MATERIAL PROVIDED>
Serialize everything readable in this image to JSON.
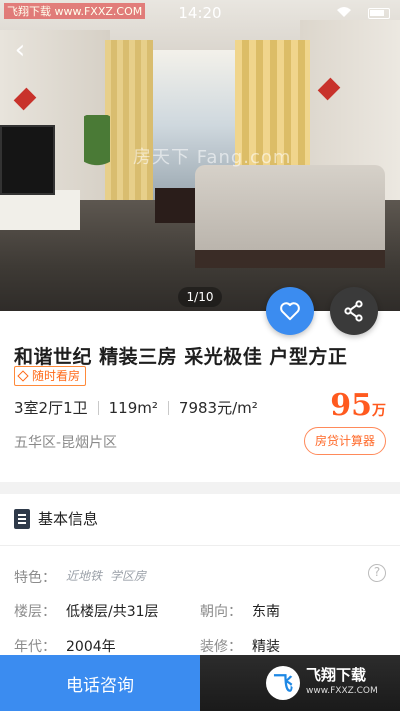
{
  "status_bar": {
    "brand_watermark": "飞翔下载 www.FXXZ.COM",
    "time": "14:20"
  },
  "photo": {
    "watermark": "房天下 Fang.com",
    "counter": "1/10"
  },
  "listing": {
    "title": "和谐世纪 精装三房 采光极佳 户型方正",
    "visit_tag": "随时看房",
    "specs": [
      "3室2厅1卫",
      "119m²",
      "7983元/m²"
    ],
    "price_value": "95",
    "price_unit": "万",
    "region": "五华区-昆烟片区",
    "calc_button": "房贷计算器"
  },
  "basic_info": {
    "heading": "基本信息",
    "feature_label": "特色：",
    "features": [
      "近地铁",
      "学区房"
    ],
    "floor_label": "楼层：",
    "floor_value": "低楼层/共31层",
    "orientation_label": "朝向：",
    "orientation_value": "东南",
    "year_label": "年代：",
    "year_value": "2004年",
    "decoration_label": "装修：",
    "decoration_value": "精装"
  },
  "bottom_bar": {
    "call_button": "电话咨询",
    "logo_badge": "飞",
    "logo_text": "飞翔下载",
    "logo_url": "www.FXXZ.COM"
  },
  "colors": {
    "accent_blue": "#3b8cf0",
    "price_orange": "#ff5a1f",
    "share_dark": "#3a3a3a"
  },
  "icons": {
    "back": "back-arrow-icon",
    "favorite": "heart-icon",
    "share": "share-icon",
    "doc": "document-icon",
    "help": "question-circle-icon"
  }
}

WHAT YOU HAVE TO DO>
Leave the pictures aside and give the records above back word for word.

RESPONSE>
Serialize everything readable in this image to JSON.
{
  "status_bar": {
    "brand_watermark": "飞翔下载 www.FXXZ.COM",
    "time": "14:20"
  },
  "photo": {
    "watermark": "房天下 Fang.com",
    "counter": "1/10"
  },
  "listing": {
    "title": "和谐世纪 精装三房 采光极佳 户型方正",
    "visit_tag": "随时看房",
    "specs": [
      "3室2厅1卫",
      "119m²",
      "7983元/m²"
    ],
    "price_value": "95",
    "price_unit": "万",
    "region": "五华区-昆烟片区",
    "calc_button": "房贷计算器"
  },
  "basic_info": {
    "heading": "基本信息",
    "feature_label": "特色：",
    "features": [
      "近地铁",
      "学区房"
    ],
    "floor_label": "楼层：",
    "floor_value": "低楼层/共31层",
    "orientation_label": "朝向：",
    "orientation_value": "东南",
    "year_label": "年代：",
    "year_value": "2004年",
    "decoration_label": "装修：",
    "decoration_value": "精装"
  },
  "bottom_bar": {
    "call_button": "电话咨询",
    "logo_badge": "飞",
    "logo_text": "飞翔下载",
    "logo_url": "www.FXXZ.COM"
  },
  "colors": {
    "accent_blue": "#3b8cf0",
    "price_orange": "#ff5a1f",
    "share_dark": "#3a3a3a"
  },
  "icons": {
    "back": "back-arrow-icon",
    "favorite": "heart-icon",
    "share": "share-icon",
    "doc": "document-icon",
    "help": "question-circle-icon"
  }
}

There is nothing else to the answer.